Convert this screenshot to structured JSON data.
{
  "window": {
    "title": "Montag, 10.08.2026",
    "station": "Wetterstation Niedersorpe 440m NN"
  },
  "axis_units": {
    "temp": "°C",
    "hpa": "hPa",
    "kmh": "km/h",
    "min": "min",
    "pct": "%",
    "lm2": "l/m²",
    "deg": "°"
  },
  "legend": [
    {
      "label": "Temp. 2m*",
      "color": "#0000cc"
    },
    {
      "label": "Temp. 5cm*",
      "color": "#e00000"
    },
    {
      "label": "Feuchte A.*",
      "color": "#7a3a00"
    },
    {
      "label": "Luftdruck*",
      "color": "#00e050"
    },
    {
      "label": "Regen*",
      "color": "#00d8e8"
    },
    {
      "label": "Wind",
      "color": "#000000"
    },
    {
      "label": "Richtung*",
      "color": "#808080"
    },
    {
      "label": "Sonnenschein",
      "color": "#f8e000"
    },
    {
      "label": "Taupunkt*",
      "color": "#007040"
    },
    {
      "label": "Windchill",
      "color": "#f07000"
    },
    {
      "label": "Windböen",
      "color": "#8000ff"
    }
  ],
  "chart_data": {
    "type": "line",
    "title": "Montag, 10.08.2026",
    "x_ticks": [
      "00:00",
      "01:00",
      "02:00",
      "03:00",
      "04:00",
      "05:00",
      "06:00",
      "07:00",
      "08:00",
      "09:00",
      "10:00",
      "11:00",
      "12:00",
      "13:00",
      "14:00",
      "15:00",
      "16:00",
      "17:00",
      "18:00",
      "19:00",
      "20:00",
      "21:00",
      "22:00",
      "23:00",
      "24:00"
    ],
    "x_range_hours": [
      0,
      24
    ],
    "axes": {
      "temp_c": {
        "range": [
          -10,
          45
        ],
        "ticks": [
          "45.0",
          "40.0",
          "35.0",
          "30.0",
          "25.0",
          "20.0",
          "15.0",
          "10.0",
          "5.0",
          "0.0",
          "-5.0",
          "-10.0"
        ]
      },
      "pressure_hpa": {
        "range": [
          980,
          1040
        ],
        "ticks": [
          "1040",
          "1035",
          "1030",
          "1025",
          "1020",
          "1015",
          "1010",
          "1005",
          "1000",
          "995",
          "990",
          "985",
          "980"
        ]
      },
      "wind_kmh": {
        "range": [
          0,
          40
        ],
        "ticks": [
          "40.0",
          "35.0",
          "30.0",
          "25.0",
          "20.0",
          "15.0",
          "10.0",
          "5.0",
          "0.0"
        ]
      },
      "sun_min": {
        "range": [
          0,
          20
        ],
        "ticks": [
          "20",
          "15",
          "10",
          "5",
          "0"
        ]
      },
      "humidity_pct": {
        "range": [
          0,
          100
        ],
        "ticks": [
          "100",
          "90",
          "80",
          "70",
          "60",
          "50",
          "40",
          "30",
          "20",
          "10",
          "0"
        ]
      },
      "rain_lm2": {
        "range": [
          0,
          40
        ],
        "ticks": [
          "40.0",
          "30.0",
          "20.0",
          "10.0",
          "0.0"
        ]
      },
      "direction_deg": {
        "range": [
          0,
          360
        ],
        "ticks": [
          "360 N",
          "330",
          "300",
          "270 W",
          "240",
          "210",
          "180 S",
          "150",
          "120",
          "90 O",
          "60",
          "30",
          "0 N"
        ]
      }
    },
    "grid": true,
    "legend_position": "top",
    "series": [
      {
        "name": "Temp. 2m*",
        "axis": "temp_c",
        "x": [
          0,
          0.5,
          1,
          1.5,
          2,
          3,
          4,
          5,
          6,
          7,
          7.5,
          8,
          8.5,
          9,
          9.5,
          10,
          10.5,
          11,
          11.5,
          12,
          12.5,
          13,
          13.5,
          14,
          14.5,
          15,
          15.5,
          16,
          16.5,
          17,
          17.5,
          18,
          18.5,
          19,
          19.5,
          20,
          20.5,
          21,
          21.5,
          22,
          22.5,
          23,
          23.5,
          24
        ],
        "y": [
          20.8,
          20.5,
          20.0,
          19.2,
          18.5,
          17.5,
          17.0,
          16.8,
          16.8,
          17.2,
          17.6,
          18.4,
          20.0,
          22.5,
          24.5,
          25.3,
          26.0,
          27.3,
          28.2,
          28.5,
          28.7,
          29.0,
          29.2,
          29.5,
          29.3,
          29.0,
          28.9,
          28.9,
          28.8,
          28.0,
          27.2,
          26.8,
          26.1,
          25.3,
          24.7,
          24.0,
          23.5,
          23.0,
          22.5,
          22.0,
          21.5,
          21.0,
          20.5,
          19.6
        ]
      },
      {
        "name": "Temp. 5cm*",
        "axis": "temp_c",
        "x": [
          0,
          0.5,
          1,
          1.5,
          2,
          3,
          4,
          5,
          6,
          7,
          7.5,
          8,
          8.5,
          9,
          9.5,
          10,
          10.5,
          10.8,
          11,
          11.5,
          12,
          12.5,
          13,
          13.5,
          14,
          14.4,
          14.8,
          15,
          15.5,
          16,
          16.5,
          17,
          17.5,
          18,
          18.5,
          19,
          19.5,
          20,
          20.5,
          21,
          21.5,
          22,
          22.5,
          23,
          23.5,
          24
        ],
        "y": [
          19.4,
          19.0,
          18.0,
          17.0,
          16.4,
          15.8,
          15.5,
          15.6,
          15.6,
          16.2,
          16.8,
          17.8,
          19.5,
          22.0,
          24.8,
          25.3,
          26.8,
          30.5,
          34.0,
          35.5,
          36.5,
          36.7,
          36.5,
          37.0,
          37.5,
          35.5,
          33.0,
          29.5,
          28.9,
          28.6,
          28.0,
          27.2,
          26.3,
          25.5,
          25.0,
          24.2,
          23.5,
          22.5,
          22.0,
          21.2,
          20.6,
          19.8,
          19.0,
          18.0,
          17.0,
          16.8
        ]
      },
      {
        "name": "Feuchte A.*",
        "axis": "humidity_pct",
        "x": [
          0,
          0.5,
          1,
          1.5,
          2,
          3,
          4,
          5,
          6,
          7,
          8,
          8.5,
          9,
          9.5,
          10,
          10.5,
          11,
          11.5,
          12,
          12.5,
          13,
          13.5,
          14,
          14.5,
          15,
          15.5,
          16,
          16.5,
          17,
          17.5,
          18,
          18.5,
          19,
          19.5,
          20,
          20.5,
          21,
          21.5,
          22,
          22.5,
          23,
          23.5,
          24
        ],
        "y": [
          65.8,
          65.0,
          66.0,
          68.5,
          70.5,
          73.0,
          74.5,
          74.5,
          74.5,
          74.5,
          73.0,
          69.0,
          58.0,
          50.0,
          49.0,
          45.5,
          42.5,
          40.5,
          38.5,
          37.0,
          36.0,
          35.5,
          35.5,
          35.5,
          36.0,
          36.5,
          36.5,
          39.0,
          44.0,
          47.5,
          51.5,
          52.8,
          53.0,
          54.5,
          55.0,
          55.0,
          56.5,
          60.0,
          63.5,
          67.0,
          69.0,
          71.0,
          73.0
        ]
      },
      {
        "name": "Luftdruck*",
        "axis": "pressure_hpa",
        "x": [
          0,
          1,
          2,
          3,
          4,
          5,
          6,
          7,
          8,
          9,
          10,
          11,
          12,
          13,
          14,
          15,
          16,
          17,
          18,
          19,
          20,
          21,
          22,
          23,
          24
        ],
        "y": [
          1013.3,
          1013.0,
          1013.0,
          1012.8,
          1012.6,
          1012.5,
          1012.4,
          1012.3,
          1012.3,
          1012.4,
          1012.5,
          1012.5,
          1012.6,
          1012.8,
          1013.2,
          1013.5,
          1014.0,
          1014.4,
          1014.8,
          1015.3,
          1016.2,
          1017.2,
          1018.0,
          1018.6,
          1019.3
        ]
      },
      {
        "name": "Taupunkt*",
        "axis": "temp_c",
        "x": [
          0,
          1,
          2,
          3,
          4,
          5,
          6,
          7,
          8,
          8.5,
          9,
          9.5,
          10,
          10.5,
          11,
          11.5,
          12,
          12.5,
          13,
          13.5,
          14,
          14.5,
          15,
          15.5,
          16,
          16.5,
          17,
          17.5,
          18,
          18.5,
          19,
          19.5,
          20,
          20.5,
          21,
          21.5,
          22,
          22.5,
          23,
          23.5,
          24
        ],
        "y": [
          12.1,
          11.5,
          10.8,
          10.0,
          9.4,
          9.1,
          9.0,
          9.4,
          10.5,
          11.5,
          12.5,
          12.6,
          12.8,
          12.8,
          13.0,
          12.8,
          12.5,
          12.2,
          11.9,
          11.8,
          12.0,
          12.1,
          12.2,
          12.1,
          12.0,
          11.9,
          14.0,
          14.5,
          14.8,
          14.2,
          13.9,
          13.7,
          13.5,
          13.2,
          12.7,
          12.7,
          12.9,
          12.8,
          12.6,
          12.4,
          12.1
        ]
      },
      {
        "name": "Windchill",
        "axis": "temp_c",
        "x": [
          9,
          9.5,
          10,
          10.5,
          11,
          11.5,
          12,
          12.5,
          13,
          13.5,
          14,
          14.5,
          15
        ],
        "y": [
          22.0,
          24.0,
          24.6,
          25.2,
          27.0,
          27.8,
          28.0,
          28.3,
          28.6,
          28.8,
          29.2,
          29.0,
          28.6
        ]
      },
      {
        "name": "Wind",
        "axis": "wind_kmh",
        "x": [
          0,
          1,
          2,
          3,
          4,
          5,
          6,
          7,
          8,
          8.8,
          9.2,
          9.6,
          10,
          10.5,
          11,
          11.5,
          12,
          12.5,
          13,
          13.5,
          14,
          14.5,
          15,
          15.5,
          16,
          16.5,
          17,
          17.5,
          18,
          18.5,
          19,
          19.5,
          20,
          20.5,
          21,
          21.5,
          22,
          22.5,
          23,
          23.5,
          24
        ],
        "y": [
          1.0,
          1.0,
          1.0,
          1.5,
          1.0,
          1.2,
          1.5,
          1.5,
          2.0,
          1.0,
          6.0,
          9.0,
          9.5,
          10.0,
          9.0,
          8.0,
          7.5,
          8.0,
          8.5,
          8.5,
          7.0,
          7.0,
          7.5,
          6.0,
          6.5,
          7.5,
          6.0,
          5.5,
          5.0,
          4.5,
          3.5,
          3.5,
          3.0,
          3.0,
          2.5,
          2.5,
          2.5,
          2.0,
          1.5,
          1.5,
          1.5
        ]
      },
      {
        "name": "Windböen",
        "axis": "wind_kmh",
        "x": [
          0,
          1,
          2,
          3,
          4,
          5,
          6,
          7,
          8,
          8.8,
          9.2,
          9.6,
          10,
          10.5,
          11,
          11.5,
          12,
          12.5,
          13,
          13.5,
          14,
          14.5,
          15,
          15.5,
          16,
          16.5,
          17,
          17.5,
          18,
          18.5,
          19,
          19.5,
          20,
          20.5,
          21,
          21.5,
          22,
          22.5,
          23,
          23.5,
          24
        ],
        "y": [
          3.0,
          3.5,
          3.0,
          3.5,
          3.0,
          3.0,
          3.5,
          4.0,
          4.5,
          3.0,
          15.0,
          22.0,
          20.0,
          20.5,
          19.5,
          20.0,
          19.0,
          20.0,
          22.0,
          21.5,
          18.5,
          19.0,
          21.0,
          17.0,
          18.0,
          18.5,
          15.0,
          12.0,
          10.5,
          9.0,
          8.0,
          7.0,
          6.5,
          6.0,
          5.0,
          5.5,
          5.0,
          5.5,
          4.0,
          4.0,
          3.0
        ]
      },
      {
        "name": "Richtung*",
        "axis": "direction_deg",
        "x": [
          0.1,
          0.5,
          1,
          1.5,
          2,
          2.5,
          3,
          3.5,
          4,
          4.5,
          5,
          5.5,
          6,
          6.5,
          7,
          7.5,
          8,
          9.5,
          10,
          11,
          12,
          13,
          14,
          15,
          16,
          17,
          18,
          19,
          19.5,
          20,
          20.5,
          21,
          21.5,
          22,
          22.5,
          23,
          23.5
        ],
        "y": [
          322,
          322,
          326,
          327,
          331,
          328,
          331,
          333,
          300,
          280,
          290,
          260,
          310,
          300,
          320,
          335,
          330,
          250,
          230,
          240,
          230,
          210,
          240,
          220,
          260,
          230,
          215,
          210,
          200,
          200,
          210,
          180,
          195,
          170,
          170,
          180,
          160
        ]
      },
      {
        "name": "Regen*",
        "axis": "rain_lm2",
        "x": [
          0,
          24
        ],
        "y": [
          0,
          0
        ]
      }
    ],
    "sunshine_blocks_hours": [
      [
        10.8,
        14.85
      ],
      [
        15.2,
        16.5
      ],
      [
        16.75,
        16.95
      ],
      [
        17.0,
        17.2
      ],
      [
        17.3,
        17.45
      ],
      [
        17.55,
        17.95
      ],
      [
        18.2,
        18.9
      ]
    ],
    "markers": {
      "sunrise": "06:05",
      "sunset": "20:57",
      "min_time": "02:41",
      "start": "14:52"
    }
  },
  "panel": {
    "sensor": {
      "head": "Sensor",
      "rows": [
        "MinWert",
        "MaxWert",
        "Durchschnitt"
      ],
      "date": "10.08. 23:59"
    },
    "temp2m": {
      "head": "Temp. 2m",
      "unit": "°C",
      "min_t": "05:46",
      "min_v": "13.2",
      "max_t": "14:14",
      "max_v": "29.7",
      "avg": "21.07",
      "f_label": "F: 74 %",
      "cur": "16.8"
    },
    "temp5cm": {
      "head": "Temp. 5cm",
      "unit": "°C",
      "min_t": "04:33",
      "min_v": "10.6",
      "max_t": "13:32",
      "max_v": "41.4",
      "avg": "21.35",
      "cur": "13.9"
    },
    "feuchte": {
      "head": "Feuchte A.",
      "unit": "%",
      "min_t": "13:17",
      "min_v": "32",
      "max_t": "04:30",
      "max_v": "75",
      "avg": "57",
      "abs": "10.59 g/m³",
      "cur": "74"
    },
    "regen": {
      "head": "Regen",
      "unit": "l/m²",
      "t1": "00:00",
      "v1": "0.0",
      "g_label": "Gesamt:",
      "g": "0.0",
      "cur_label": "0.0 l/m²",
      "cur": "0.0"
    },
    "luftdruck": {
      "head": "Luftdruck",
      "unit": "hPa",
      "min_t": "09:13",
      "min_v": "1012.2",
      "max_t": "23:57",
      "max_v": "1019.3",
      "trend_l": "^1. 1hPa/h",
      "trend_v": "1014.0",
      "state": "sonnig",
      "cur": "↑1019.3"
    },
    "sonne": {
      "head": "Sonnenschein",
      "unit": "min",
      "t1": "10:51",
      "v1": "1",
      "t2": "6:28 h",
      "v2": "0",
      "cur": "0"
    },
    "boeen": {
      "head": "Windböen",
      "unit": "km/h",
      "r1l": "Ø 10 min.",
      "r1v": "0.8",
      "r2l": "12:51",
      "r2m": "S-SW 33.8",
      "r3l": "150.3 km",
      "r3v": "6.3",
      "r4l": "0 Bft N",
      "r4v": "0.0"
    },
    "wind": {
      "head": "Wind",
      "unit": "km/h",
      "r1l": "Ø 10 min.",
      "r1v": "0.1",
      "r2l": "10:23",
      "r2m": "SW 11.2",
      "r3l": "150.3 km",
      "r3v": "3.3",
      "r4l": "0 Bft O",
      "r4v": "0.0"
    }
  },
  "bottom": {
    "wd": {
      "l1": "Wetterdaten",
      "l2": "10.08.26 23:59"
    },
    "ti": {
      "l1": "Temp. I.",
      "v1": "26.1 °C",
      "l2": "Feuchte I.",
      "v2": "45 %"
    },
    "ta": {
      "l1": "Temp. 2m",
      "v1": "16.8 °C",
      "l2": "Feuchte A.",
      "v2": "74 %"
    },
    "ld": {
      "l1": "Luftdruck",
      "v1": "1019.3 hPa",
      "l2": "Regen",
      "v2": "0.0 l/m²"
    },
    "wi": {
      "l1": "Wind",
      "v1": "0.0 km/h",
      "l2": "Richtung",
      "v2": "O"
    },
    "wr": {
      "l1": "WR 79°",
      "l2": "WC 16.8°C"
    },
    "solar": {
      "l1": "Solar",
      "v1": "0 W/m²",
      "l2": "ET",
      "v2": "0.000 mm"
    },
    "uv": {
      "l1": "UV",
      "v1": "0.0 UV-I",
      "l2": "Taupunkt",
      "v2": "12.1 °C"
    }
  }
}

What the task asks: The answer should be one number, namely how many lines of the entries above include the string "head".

Finished task: 9